Task brief:
From the records below, report the number of lines that contain "하시겠습니까", and add nothing.

── Supplied data ──

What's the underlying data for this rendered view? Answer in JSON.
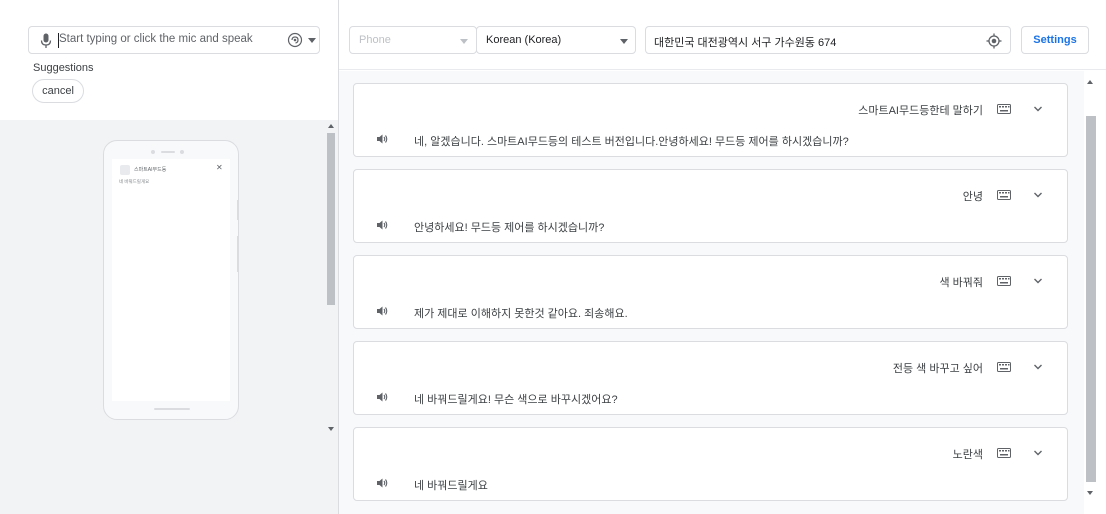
{
  "input": {
    "placeholder": "Start typing or click the mic and speak"
  },
  "suggestions": {
    "title": "Suggestions",
    "chips": [
      {
        "label": "cancel"
      }
    ]
  },
  "phone_preview": {
    "app_title": "스마트AI무드등",
    "app_text": "네 바꿔드릴게요"
  },
  "topbar": {
    "device": "Phone",
    "language": "Korean (Korea)",
    "location": "대한민국 대전광역시 서구 가수원동 674",
    "settings_label": "Settings"
  },
  "conversation": [
    {
      "user": "스마트AI무드등한테 말하기",
      "bot": "네, 알겠습니다. 스마트AI무드등의 테스트 버전입니다.안녕하세요! 무드등 제어를 하시겠습니까?"
    },
    {
      "user": "안녕",
      "bot": "안녕하세요! 무드등 제어를 하시겠습니까?"
    },
    {
      "user": "색 바꿔줘",
      "bot": "제가 제대로 이해하지 못한것 같아요. 죄송해요."
    },
    {
      "user": "전등 색 바꾸고 싶어",
      "bot": "네 바꿔드릴게요! 무슨 색으로 바꾸시겠어요?"
    },
    {
      "user": "노란색",
      "bot": "네 바꿔드릴게요"
    }
  ],
  "colors": {
    "accent": "#1a73e8",
    "border": "#dadce0",
    "panel_bg": "#f1f3f4",
    "conv_bg": "#f8f9fa"
  },
  "icons": {
    "mic": "mic-icon",
    "voice_select": "voice-icon",
    "location": "my-location-icon",
    "keyboard": "keyboard-icon",
    "expand": "chevron-down-icon",
    "speaker": "speaker-icon"
  }
}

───

Response area:
2